- Blur, an upstart NFT aggregator, has recently overtaken OpenSea to become the top NFT marketplace.
- OpenSea has faced criticism for backing away from mandatory creator royalty collection and has recently made changes to match Blur’s zero transaction fees and optional resale royalties.
Blur, a new NFT aggregator, has made waves in the world of cryptocurrency in recent months, surpassing industry giant OpenSea in trading volume and skyrocketing to the top of the non-fungible token marketplace rankings. But perhaps just as notable as its meteoric rise is the recent revelation of the company’s founder and co-founder, Tieshun Roquerre, also known as Pacman.
Meet Tieshun Roquerre, the Founder of Blur
Roquerre, a 24-year-old entrepreneur, has built a career in the crypto industry, dropping out of both high school and MIT to create his own companies. He took one of these companies through Y Combinator and later founded Namebase, a Web3 firm that he sold to Namecheap. Now, with the success of Blur, Roquerre has become a prominent figure in the NFT space.
Despite building a successful career in the industry, Roquerre had previously preferred to remain anonymous, using a pseudonym and revealing his identity only in private calls when necessary. In a recent statement, Roquerre explained his decision to reveal his true identity publicly, stating that he enjoyed the privacy of being pseudo but had to share his identity now that Blur’s community had grown exponentially.
Blur’s success is undeniable. The NFT aggregator has seen $1.9 billion in sales from more than 150,000 traders, with almost $640 million of it in the last seven days alone, and its 24-hour trading volume has surpassed that of OpenSea, the industry’s long-standing leader, by a wide margin. However, some industry insiders have questioned the legitimacy of Blur’s trading volume, as traders have been gaming the platform’s BLUR rewards system by trading the same tokens over and over again.
Royalty Collection Controversy
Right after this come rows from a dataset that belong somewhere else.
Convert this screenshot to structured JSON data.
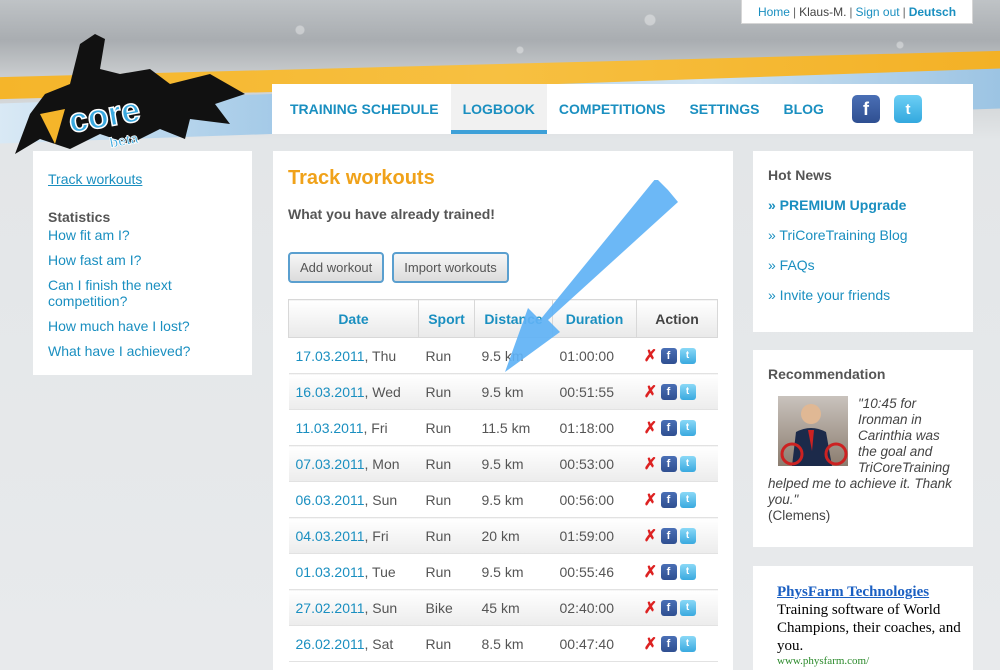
{
  "toplinks": {
    "home": "Home",
    "user": "Klaus-M.",
    "signout": "Sign out",
    "lang": "Deutsch",
    "sep": "|"
  },
  "nav": [
    {
      "label": "TRAINING SCHEDULE"
    },
    {
      "label": "LOGBOOK"
    },
    {
      "label": "COMPETITIONS"
    },
    {
      "label": "SETTINGS"
    },
    {
      "label": "BLOG"
    }
  ],
  "logo": {
    "text": "core",
    "sub": "beta"
  },
  "sidebar": {
    "track": "Track workouts",
    "stats_heading": "Statistics",
    "items": [
      {
        "label": "How fit am I?"
      },
      {
        "label": "How fast am I?"
      },
      {
        "label": "Can I finish the next competition?"
      },
      {
        "label": "How much have I lost?"
      },
      {
        "label": "What have I achieved?"
      }
    ]
  },
  "main": {
    "title": "Track workouts",
    "subtitle": "What you have already trained!",
    "add_btn": "Add workout",
    "import_btn": "Import workouts",
    "columns": [
      "Date",
      "Sport",
      "Distance",
      "Duration",
      "Action"
    ],
    "rows": [
      {
        "date": "17.03.2011",
        "day": ", Thu",
        "sport": "Run",
        "distance": "9.5 km",
        "duration": "01:00:00"
      },
      {
        "date": "16.03.2011",
        "day": ", Wed",
        "sport": "Run",
        "distance": "9.5 km",
        "duration": "00:51:55"
      },
      {
        "date": "11.03.2011",
        "day": ", Fri",
        "sport": "Run",
        "distance": "11.5 km",
        "duration": "01:18:00"
      },
      {
        "date": "07.03.2011",
        "day": ", Mon",
        "sport": "Run",
        "distance": "9.5 km",
        "duration": "00:53:00"
      },
      {
        "date": "06.03.2011",
        "day": ", Sun",
        "sport": "Run",
        "distance": "9.5 km",
        "duration": "00:56:00"
      },
      {
        "date": "04.03.2011",
        "day": ", Fri",
        "sport": "Run",
        "distance": "20 km",
        "duration": "01:59:00"
      },
      {
        "date": "01.03.2011",
        "day": ", Tue",
        "sport": "Run",
        "distance": "9.5 km",
        "duration": "00:55:46"
      },
      {
        "date": "27.02.2011",
        "day": ", Sun",
        "sport": "Bike",
        "distance": "45 km",
        "duration": "02:40:00"
      },
      {
        "date": "26.02.2011",
        "day": ", Sat",
        "sport": "Run",
        "distance": "8.5 km",
        "duration": "00:47:40"
      }
    ]
  },
  "hotnews": {
    "title": "Hot News",
    "items": [
      "» PREMIUM Upgrade",
      "» TriCoreTraining Blog",
      "» FAQs",
      "» Invite your friends"
    ]
  },
  "recommendation": {
    "title": "Recommendation",
    "quote": "\"10:45 for Ironman in Carinthia was the goal and TriCoreTraining helped me to achieve it. Thank you.\"",
    "by": "(Clemens)"
  },
  "ad": {
    "title": "PhysFarm Technologies",
    "text": "Training software of World Champions, their coaches, and you.",
    "url": "www.physfarm.com/"
  },
  "colors": {
    "accent": "#1a8fc0",
    "title": "#f0a21a",
    "arrow": "#5fb2f5"
  }
}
Blur has taken a different approach to creator royalties, announcing on Feb. 15 that it would collect mandatory royalties on any NFT collection whose creators blocked sales on OpenSea. Blur said this was a defensive tactic that would end when OpenSea stopped refusing to enforce royalty collection if tokens were sold on Blur and other non-whitelist sites. “Creators that whitelist both OpenSea and Blur should be able to earn royalties on both platforms,” Blur said in a blog post. “Today, OpenSea automatically sets royalties to optional when they detect trading on Blur.”